Paris: Days of violent protests across France after the fatal police shooting of a teenager have started to impact the country’s tourism sector, with hotels and restaurants facing cancellations while some have also suffered damage in the unrest.
Since the death of 17-year-old Nahel during a traffic stop in a Paris suburb on Tuesday, “our hotel members have suffered a wave of cancellations of reservations in all the territories affected by the damage and clashes,” said chef Thierry Marx, president of the main association for hotel and catering industry employers.
Marx said Friday he was receiving daily alerts from industry professionals who have suffered “attacks, looting and destruction of their businesses, including some restaurants and cafes”.
“Our establishments are intrinsically hospitality venues, and sometimes even refuges and places of help in crisis situations. They must not suffer the consequences of anger that they have not aroused and we condemn these actions,” he added.
Marx wants the authorities to do “everything” to guarantee the safety of people in the hotel and catering industry in the world’s most popular tourist destination.
The riots “gave rise to real scenes of looting”, he said, with “more than a hundred medium and large food or non-food stores vandalised, looted or even burned”.
These incidents “are extremely serious and have an extremely heavy cost”, according to Creyssel, who said he had asked the economy, interior and trade ministers to act.
The Paris Ile-de-France Chamber of Commerce said it was ensuring its teams were mobilised to “provide the necessary support and technical assistance, particularly in terms of continuing operations, insurance compensation, etc...” for traders and managers of affected companies.
The GHR organisation for independent hotels and restaurants in France deplored that “foreign (TV networks) are starting to show images of Paris on fire and blood, which does not correspond to reality”.
“Will the violence and riots continue and cause a real wave of cancellations? That’s the risk,” managing director Franck Trouet told AFP.
“Asian tourists, in particular, who are very concerned about security, may not hesitate to postpone or cancel their trip,” he warned.
Didier Arino, managing director of the Protourisme firm said: “Tourists who know us well, like the Belgians or the British, who also have problems themselves in their suburbs, will be able to make sense of things”.
But in the end, he said “it’s as if we were doing a negative publicity campaign worth several tens of millions of euros for destination France”.
The confederation of tobacconists was also indignant at the “looting and ransacking of shops, including 91 tobacconists during these last days of clashes”.

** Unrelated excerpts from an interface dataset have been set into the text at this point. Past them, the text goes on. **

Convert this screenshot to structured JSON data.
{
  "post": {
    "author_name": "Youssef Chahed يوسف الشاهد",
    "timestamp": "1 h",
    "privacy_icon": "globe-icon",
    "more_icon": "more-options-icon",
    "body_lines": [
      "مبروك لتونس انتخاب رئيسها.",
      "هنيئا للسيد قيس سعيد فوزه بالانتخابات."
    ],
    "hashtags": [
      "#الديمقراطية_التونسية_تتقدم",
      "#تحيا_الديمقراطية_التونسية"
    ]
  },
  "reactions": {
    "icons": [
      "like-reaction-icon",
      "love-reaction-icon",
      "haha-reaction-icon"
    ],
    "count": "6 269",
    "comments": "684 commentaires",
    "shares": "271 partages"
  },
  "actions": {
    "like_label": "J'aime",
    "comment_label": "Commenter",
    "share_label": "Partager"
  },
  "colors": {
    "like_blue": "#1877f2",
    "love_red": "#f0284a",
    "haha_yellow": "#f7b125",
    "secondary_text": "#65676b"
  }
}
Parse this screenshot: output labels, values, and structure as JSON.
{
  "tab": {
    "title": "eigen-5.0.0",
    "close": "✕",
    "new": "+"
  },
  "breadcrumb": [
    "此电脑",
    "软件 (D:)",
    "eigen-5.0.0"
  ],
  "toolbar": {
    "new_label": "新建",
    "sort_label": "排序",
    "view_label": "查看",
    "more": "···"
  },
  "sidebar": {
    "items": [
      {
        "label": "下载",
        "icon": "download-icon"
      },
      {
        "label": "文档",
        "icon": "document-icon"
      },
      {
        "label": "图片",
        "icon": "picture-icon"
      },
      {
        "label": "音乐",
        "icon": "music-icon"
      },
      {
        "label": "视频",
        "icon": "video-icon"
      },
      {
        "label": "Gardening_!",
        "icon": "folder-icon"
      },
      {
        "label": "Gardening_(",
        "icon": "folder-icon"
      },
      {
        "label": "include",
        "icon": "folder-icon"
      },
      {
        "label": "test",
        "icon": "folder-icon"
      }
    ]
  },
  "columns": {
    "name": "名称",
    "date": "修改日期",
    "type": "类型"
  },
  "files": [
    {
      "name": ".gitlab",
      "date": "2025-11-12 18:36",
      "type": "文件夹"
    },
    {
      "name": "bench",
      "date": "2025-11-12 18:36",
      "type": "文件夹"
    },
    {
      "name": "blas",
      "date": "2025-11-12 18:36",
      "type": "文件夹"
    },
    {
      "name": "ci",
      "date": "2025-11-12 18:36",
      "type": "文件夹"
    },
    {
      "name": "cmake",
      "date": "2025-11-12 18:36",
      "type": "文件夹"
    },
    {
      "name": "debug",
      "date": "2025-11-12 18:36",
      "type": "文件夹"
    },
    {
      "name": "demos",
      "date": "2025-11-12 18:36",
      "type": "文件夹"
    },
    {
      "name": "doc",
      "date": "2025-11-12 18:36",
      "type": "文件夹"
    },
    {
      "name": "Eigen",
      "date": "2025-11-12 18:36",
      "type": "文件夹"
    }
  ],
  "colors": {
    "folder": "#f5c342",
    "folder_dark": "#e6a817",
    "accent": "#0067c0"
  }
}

“If it continues like this, it can significantly complicate the organisation of the Olympic Games, especially since a good part of the events will take place in Seine-Saint-Denis,” a disadvantaged area in the north of Paris, said Jean-Francois Rial, president of the Paris Tourist Office.